- _Aim of the exercise_
All of the data below should be copied exactly as it stands.

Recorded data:
★ ★ ★ ★

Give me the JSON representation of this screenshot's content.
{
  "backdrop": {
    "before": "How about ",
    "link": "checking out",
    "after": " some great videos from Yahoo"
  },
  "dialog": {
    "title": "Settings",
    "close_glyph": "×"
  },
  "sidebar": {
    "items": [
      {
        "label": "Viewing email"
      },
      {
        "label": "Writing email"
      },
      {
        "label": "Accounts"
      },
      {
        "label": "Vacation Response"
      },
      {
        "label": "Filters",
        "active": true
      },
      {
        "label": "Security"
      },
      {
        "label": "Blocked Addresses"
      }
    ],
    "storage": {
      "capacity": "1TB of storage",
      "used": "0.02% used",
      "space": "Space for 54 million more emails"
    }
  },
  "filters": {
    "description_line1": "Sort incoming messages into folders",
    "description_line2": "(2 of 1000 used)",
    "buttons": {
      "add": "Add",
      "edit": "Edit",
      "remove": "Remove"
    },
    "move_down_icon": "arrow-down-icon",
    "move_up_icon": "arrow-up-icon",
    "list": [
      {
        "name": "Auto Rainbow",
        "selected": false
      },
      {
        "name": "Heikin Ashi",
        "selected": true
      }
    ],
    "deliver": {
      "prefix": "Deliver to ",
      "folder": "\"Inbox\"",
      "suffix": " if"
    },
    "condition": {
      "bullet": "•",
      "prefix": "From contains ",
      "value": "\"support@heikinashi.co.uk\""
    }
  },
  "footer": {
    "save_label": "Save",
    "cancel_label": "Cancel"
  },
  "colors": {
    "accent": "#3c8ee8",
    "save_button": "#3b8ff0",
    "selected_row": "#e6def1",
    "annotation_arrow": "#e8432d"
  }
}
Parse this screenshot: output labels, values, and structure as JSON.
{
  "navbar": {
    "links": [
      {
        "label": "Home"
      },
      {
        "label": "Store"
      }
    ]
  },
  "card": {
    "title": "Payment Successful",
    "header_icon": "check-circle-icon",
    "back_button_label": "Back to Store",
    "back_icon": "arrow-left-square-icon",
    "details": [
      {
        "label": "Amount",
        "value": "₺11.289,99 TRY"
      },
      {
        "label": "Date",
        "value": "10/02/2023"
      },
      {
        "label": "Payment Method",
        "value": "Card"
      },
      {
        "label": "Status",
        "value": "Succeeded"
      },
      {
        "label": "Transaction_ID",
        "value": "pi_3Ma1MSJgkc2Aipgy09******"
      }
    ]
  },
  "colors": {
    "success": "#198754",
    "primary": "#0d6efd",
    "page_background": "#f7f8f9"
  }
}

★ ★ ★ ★

- _Written response_
Give me the JSON representation of this screenshot's content.
{
  "backdrop": {
    "before": "How about ",
    "link": "checking out",
    "after": " some great videos from Yahoo"
  },
  "dialog": {
    "title": "Settings",
    "close_glyph": "×"
  },
  "sidebar": {
    "items": [
      {
        "label": "Viewing email"
      },
      {
        "label": "Writing email"
      },
      {
        "label": "Accounts"
      },
      {
        "label": "Vacation Response"
      },
      {
        "label": "Filters",
        "active": true
      },
      {
        "label": "Security"
      },
      {
        "label": "Blocked Addresses"
      }
    ],
    "storage": {
      "capacity": "1TB of storage",
      "used": "0.02% used",
      "space": "Space for 54 million more emails"
    }
  },
  "filters": {
    "description_line1": "Sort incoming messages into folders",
    "description_line2": "(2 of 1000 used)",
    "buttons": {
      "add": "Add",
      "edit": "Edit",
      "remove": "Remove"
    },
    "move_down_icon": "arrow-down-icon",
    "move_up_icon": "arrow-up-icon",
    "list": [
      {
        "name": "Auto Rainbow",
        "selected": false
      },
      {
        "name": "Heikin Ashi",
        "selected": true
      }
    ],
    "deliver": {
      "prefix": "Deliver to ",
      "folder": "\"Inbox\"",
      "suffix": " if"
    },
    "condition": {
      "bullet": "•",
      "prefix": "From contains ",
      "value": "\"support@heikinashi.co.uk\""
    }
  },
  "footer": {
    "save_label": "Save",
    "cancel_label": "Cancel"
  },
  "colors": {
    "accent": "#3c8ee8",
    "save_button": "#3b8ff0",
    "selected_row": "#e6def1",
    "annotation_arrow": "#e8432d"
  }
}
Parse this screenshot: output labels, values, and structure as JSON.
{
  "navbar": {
    "links": [
      {
        "label": "Home"
      },
      {
        "label": "Store"
      }
    ]
  },
  "card": {
    "title": "Payment Successful",
    "header_icon": "check-circle-icon",
    "back_button_label": "Back to Store",
    "back_icon": "arrow-left-square-icon",
    "details": [
      {
        "label": "Amount",
        "value": "₺11.289,99 TRY"
      },
      {
        "label": "Date",
        "value": "10/02/2023"
      },
      {
        "label": "Payment Method",
        "value": "Card"
      },
      {
        "label": "Status",
        "value": "Succeeded"
      },
      {
        "label": "Transaction_ID",
        "value": "pi_3Ma1MSJgkc2Aipgy09******"
      }
    ]
  },
  "colors": {
    "success": "#198754",
    "primary": "#0d6efd",
    "page_background": "#f7f8f9"
  }
}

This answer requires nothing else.